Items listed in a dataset
╭──
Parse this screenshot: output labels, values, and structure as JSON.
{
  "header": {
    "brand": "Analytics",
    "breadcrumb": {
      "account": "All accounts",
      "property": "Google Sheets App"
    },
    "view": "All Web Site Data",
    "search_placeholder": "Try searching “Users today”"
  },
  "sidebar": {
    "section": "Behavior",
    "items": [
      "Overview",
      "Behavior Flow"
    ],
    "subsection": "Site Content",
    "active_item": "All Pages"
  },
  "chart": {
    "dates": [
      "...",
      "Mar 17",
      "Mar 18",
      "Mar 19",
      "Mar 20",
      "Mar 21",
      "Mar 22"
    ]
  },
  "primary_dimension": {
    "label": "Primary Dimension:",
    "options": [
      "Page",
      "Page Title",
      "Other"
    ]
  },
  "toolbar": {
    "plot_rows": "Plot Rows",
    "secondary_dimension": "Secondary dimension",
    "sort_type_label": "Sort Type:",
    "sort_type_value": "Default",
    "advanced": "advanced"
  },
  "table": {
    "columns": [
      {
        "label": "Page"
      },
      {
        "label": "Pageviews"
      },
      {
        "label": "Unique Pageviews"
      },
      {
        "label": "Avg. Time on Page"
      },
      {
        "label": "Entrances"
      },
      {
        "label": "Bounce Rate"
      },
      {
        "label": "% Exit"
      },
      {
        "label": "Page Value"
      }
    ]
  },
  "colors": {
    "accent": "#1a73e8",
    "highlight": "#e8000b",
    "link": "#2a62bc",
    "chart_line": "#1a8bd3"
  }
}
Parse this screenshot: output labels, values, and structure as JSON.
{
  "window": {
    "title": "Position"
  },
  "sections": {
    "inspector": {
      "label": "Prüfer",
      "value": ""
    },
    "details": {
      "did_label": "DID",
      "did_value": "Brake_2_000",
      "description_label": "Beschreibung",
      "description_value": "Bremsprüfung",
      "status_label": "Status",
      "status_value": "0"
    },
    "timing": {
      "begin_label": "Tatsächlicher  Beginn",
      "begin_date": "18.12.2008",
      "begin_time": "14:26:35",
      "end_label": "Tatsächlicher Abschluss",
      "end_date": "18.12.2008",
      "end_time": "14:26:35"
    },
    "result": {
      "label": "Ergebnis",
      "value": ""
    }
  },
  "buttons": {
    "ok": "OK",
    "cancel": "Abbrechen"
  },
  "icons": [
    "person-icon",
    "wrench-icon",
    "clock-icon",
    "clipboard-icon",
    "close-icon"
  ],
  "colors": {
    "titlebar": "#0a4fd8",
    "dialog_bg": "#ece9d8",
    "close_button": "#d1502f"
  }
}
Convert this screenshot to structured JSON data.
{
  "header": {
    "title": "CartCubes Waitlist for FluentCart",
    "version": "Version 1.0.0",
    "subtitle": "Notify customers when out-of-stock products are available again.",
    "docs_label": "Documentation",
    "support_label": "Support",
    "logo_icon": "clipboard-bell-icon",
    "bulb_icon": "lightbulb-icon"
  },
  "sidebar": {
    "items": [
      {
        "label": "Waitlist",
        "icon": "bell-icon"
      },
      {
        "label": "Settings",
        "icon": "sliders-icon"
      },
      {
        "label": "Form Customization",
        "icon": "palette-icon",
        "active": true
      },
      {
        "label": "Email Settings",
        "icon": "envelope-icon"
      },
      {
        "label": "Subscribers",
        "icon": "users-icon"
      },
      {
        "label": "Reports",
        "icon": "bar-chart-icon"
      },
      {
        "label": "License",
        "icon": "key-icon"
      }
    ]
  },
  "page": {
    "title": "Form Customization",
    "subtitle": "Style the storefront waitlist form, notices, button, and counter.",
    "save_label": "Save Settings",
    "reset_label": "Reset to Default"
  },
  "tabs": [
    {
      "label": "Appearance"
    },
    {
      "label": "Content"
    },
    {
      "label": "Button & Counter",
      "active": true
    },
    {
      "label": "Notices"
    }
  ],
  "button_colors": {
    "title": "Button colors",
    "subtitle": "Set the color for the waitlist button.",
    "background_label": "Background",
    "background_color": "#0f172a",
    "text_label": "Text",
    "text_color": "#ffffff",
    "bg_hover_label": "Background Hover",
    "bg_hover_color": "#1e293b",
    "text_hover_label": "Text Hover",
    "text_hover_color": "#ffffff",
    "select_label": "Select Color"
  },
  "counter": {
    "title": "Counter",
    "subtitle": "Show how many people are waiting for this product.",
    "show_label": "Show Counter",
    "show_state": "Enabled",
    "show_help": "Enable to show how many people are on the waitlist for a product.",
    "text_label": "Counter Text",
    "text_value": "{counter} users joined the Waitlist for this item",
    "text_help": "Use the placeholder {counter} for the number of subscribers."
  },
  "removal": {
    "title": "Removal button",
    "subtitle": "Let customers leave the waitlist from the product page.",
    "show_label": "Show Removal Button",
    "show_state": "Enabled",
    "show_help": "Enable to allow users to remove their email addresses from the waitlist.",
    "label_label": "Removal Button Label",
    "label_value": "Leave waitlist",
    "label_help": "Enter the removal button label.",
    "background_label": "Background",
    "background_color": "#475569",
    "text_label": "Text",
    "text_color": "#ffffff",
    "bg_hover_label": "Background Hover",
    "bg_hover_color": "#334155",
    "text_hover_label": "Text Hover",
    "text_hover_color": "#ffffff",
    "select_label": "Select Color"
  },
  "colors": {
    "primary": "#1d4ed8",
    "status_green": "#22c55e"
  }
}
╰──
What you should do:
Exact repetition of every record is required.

Result:
Parse this screenshot: output labels, values, and structure as JSON.
{
  "header": {
    "brand": "Analytics",
    "breadcrumb": {
      "account": "All accounts",
      "property": "Google Sheets App"
    },
    "view": "All Web Site Data",
    "search_placeholder": "Try searching “Users today”"
  },
  "sidebar": {
    "section": "Behavior",
    "items": [
      "Overview",
      "Behavior Flow"
    ],
    "subsection": "Site Content",
    "active_item": "All Pages"
  },
  "chart": {
    "dates": [
      "...",
      "Mar 17",
      "Mar 18",
      "Mar 19",
      "Mar 20",
      "Mar 21",
      "Mar 22"
    ]
  },
  "primary_dimension": {
    "label": "Primary Dimension:",
    "options": [
      "Page",
      "Page Title",
      "Other"
    ]
  },
  "toolbar": {
    "plot_rows": "Plot Rows",
    "secondary_dimension": "Secondary dimension",
    "sort_type_label": "Sort Type:",
    "sort_type_value": "Default",
    "advanced": "advanced"
  },
  "table": {
    "columns": [
      {
        "label": "Page"
      },
      {
        "label": "Pageviews"
      },
      {
        "label": "Unique Pageviews"
      },
      {
        "label": "Avg. Time on Page"
      },
      {
        "label": "Entrances"
      },
      {
        "label": "Bounce Rate"
      },
      {
        "label": "% Exit"
      },
      {
        "label": "Page Value"
      }
    ]
  },
  "colors": {
    "accent": "#1a73e8",
    "highlight": "#e8000b",
    "link": "#2a62bc",
    "chart_line": "#1a8bd3"
  }
}
Parse this screenshot: output labels, values, and structure as JSON.
{
  "window": {
    "title": "Position"
  },
  "sections": {
    "inspector": {
      "label": "Prüfer",
      "value": ""
    },
    "details": {
      "did_label": "DID",
      "did_value": "Brake_2_000",
      "description_label": "Beschreibung",
      "description_value": "Bremsprüfung",
      "status_label": "Status",
      "status_value": "0"
    },
    "timing": {
      "begin_label": "Tatsächlicher  Beginn",
      "begin_date": "18.12.2008",
      "begin_time": "14:26:35",
      "end_label": "Tatsächlicher Abschluss",
      "end_date": "18.12.2008",
      "end_time": "14:26:35"
    },
    "result": {
      "label": "Ergebnis",
      "value": ""
    }
  },
  "buttons": {
    "ok": "OK",
    "cancel": "Abbrechen"
  },
  "icons": [
    "person-icon",
    "wrench-icon",
    "clock-icon",
    "clipboard-icon",
    "close-icon"
  ],
  "colors": {
    "titlebar": "#0a4fd8",
    "dialog_bg": "#ece9d8",
    "close_button": "#d1502f"
  }
}
Convert this screenshot to structured JSON data.
{
  "header": {
    "title": "CartCubes Waitlist for FluentCart",
    "version": "Version 1.0.0",
    "subtitle": "Notify customers when out-of-stock products are available again.",
    "docs_label": "Documentation",
    "support_label": "Support",
    "logo_icon": "clipboard-bell-icon",
    "bulb_icon": "lightbulb-icon"
  },
  "sidebar": {
    "items": [
      {
        "label": "Waitlist",
        "icon": "bell-icon"
      },
      {
        "label": "Settings",
        "icon": "sliders-icon"
      },
      {
        "label": "Form Customization",
        "icon": "palette-icon",
        "active": true
      },
      {
        "label": "Email Settings",
        "icon": "envelope-icon"
      },
      {
        "label": "Subscribers",
        "icon": "users-icon"
      },
      {
        "label": "Reports",
        "icon": "bar-chart-icon"
      },
      {
        "label": "License",
        "icon": "key-icon"
      }
    ]
  },
  "page": {
    "title": "Form Customization",
    "subtitle": "Style the storefront waitlist form, notices, button, and counter.",
    "save_label": "Save Settings",
    "reset_label": "Reset to Default"
  },
  "tabs": [
    {
      "label": "Appearance"
    },
    {
      "label": "Content"
    },
    {
      "label": "Button & Counter",
      "active": true
    },
    {
      "label": "Notices"
    }
  ],
  "button_colors": {
    "title": "Button colors",
    "subtitle": "Set the color for the waitlist button.",
    "background_label": "Background",
    "background_color": "#0f172a",
    "text_label": "Text",
    "text_color": "#ffffff",
    "bg_hover_label": "Background Hover",
    "bg_hover_color": "#1e293b",
    "text_hover_label": "Text Hover",
    "text_hover_color": "#ffffff",
    "select_label": "Select Color"
  },
  "counter": {
    "title": "Counter",
    "subtitle": "Show how many people are waiting for this product.",
    "show_label": "Show Counter",
    "show_state": "Enabled",
    "show_help": "Enable to show how many people are on the waitlist for a product.",
    "text_label": "Counter Text",
    "text_value": "{counter} users joined the Waitlist for this item",
    "text_help": "Use the placeholder {counter} for the number of subscribers."
  },
  "removal": {
    "title": "Removal button",
    "subtitle": "Let customers leave the waitlist from the product page.",
    "show_label": "Show Removal Button",
    "show_state": "Enabled",
    "show_help": "Enable to allow users to remove their email addresses from the waitlist.",
    "label_label": "Removal Button Label",
    "label_value": "Leave waitlist",
    "label_help": "Enter the removal button label.",
    "background_label": "Background",
    "background_color": "#475569",
    "text_label": "Text",
    "text_color": "#ffffff",
    "bg_hover_label": "Background Hover",
    "bg_hover_color": "#334155",
    "text_hover_label": "Text Hover",
    "text_hover_color": "#ffffff",
    "select_label": "Select Color"
  },
  "colors": {
    "primary": "#1d4ed8",
    "status_green": "#22c55e"
  }
}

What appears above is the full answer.